→ MATERIAL PROVIDED:
● ● ● ● ●
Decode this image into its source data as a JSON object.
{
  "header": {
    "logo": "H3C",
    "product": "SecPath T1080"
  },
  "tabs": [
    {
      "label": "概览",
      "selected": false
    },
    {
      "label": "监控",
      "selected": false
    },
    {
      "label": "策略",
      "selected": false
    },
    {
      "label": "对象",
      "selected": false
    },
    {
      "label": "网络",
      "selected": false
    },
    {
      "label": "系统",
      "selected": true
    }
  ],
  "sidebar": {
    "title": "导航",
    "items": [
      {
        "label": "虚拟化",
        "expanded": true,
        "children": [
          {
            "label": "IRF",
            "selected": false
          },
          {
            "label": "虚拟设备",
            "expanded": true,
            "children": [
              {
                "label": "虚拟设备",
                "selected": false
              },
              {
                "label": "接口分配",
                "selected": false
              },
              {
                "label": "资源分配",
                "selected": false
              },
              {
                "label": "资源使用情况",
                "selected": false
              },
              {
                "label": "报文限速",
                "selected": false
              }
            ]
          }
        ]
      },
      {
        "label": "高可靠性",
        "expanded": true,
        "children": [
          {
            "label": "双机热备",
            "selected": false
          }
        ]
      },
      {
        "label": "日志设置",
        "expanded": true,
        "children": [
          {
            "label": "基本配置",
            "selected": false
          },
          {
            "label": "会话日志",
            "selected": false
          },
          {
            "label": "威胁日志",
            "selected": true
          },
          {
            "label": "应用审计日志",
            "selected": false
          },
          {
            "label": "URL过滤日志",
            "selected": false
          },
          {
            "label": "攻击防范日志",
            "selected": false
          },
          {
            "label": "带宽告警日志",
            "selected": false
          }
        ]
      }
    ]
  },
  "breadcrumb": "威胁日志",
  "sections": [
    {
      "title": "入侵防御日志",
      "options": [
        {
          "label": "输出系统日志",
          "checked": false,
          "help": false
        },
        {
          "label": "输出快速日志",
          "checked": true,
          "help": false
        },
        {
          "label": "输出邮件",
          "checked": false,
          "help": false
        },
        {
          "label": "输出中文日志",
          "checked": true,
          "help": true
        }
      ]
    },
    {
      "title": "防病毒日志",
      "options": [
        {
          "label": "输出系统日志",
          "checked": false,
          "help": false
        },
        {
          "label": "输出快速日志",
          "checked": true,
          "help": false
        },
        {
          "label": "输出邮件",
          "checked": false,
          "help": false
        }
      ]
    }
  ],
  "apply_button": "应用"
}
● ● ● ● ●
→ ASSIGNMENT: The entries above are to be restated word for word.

→ ANSWER FOR THE TASK:
Decode this image into its source data as a JSON object.
{
  "header": {
    "logo": "H3C",
    "product": "SecPath T1080"
  },
  "tabs": [
    {
      "label": "概览",
      "selected": false
    },
    {
      "label": "监控",
      "selected": false
    },
    {
      "label": "策略",
      "selected": false
    },
    {
      "label": "对象",
      "selected": false
    },
    {
      "label": "网络",
      "selected": false
    },
    {
      "label": "系统",
      "selected": true
    }
  ],
  "sidebar": {
    "title": "导航",
    "items": [
      {
        "label": "虚拟化",
        "expanded": true,
        "children": [
          {
            "label": "IRF",
            "selected": false
          },
          {
            "label": "虚拟设备",
            "expanded": true,
            "children": [
              {
                "label": "虚拟设备",
                "selected": false
              },
              {
                "label": "接口分配",
                "selected": false
              },
              {
                "label": "资源分配",
                "selected": false
              },
              {
                "label": "资源使用情况",
                "selected": false
              },
              {
                "label": "报文限速",
                "selected": false
              }
            ]
          }
        ]
      },
      {
        "label": "高可靠性",
        "expanded": true,
        "children": [
          {
            "label": "双机热备",
            "selected": false
          }
        ]
      },
      {
        "label": "日志设置",
        "expanded": true,
        "children": [
          {
            "label": "基本配置",
            "selected": false
          },
          {
            "label": "会话日志",
            "selected": false
          },
          {
            "label": "威胁日志",
            "selected": true
          },
          {
            "label": "应用审计日志",
            "selected": false
          },
          {
            "label": "URL过滤日志",
            "selected": false
          },
          {
            "label": "攻击防范日志",
            "selected": false
          },
          {
            "label": "带宽告警日志",
            "selected": false
          }
        ]
      }
    ]
  },
  "breadcrumb": "威胁日志",
  "sections": [
    {
      "title": "入侵防御日志",
      "options": [
        {
          "label": "输出系统日志",
          "checked": false,
          "help": false
        },
        {
          "label": "输出快速日志",
          "checked": true,
          "help": false
        },
        {
          "label": "输出邮件",
          "checked": false,
          "help": false
        },
        {
          "label": "输出中文日志",
          "checked": true,
          "help": true
        }
      ]
    },
    {
      "title": "防病毒日志",
      "options": [
        {
          "label": "输出系统日志",
          "checked": false,
          "help": false
        },
        {
          "label": "输出快速日志",
          "checked": true,
          "help": false
        },
        {
          "label": "输出邮件",
          "checked": false,
          "help": false
        }
      ]
    }
  ],
  "apply_button": "应用"
}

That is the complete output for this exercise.